Saint ANDREWS, Scotland: Zach Johnson won the British Open on Monday (Tuesday in Manila), emerging victorious from a gripping four-hole playoff against Louis Oosthuizen and Marc Leishman.
It was the 39-year-old American’s second major title win after he triumphed at the 2007 Masters.
“It sounds beautiful. It still sounds extremely surreal. The tone to it is very humbling. I feel blessed to be the champion and honored to be part of the history of this game,” Johnson said.
Jordan Spieth, meanwhile, missed getting into the playoff by one shot and thus saw his hopes shattered of becoming just the second player to win the Masters, US and British Opens in the same year

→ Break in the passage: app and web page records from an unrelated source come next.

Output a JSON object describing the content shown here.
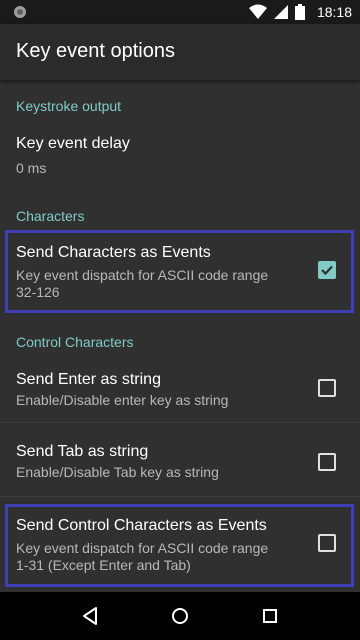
{
  "status_bar": {
    "time": "18:18",
    "icons": [
      "notification-icon",
      "wifi-icon",
      "cell-signal-icon",
      "battery-icon"
    ]
  },
  "app_bar": {
    "title": "Key event options"
  },
  "sections": {
    "keystroke": {
      "header": "Keystroke output",
      "key_event_delay": {
        "title": "Key event delay",
        "summary": "0 ms"
      }
    },
    "characters": {
      "header": "Characters",
      "send_chars_as_events": {
        "title": "Send Characters as Events",
        "summary_line1": "Key event dispatch for ASCII code range",
        "summary_line2": "32-126",
        "checked": true
      }
    },
    "control": {
      "header": "Control Characters",
      "send_enter": {
        "title": "Send Enter as string",
        "summary": "Enable/Disable enter key as string",
        "checked": false
      },
      "send_tab": {
        "title": "Send Tab as string",
        "summary": "Enable/Disable Tab key as string",
        "checked": false
      },
      "send_control_as_events": {
        "title": "Send Control Characters as Events",
        "summary_line1": "Key event dispatch for ASCII code range",
        "summary_line2": "1-31 (Except Enter and Tab)",
        "checked": false
      }
    }
  },
  "colors": {
    "accent": "#80cbc4",
    "highlight_border": "#3f3fb8",
    "background": "#303030"
  },
  "nav_bar": {
    "buttons": [
      "back-icon",
      "home-icon",
      "recents-icon"
    ]
  }
}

Johnson, Oosthuizen and Leish¬man all finished with totals of 15-under 273 after Johnson and Leish¬man had 66s and Oosthuizen a 69.
That forced the first British Open playoff since Stewart Cink defeated Tom Watson at Turnberry in 2009 and the first three-way playoff since 1999 when Paul Lawrie triumphed.
It was a gripping end to what had been an enthralling day that saw a packed leaderboard go hammer and tongs at grabbing enough birdies to take possession of golf’s most coveted trophy.
Played over holes 1, 2, 17 and 18, Oosthuizen and Johnson immediately distanced themselves from Leishman with opening birdies to his bogey.
Johnson then went clear with a birdie at the second, but he hit a poor approach to the notorious 17th, the Road Hole, and bogeyed, only for Oosthuizen to miss a four-footer to get back on level terms.
It all came down to the famous 18th hole with its historic town centre backdrop, and a par was enough for Johnson with Oosthuizen narrowly missing an eight-footer to force sudden death.
“To don my name on that trophy is humbling and surreal,” said Johnson, whose superb wedge-play and putting were key to his win.
“It has been a week of patience, courage and trust. I can’t play any better than I did. I just stayed in it, waited for the opportunities and made a few putts.
“I don’t like seeing it end on a miss. Louis is a buddy, a friend and a tremendous competitor.”
The playoff followed a sensational day of aggressive shot-making under the drenching Scottish rain when it soon became clear from the nature of the early scores that the Open crown would go to the lowest of the low.
The three-way overnight lead held by Oosthuizen, Justin Day and Irish amateur Paul Dunne was immediately shattered when the understandably nervy Irishman bogeyed the first two holes from which he never recovered.
Johnson and Adam Scott came charging out of the pack as the rain showers came and went, but the packed leaderboard was as fickle as the weather, and predicting who would emerge triumphant at the end of the day was nigh-on impossible.
Spieth was well in the hunt, but a dou¬-ble-bogey at the par-three eighth had him chucking his ball away in anger.
Others fell away too as they failed to keep up in the unrelenting birdie stakes and it all came down to a dogfight down the back nine with the punishing six last holes holding the key to victory.
Leishman pushed his nose in front with six holes of his round to play and he made a drive for glory only to lose his outright lead by missing a four-footer at the 16th.
Johnson sunk a snaking, downhill 20-footer for birdie at the last to get to 15 under and it was up to Leishman, Spieth, Day and Oosthuizen coming up behind him to match or better his score.
Spieth came to grief with a bogey at the 17th as his Triple Crown dream died, but Leishman held firm at 15 under and they were joined in the playoff by Oosthuizen, who sunk a six-footer at the last for a birdie.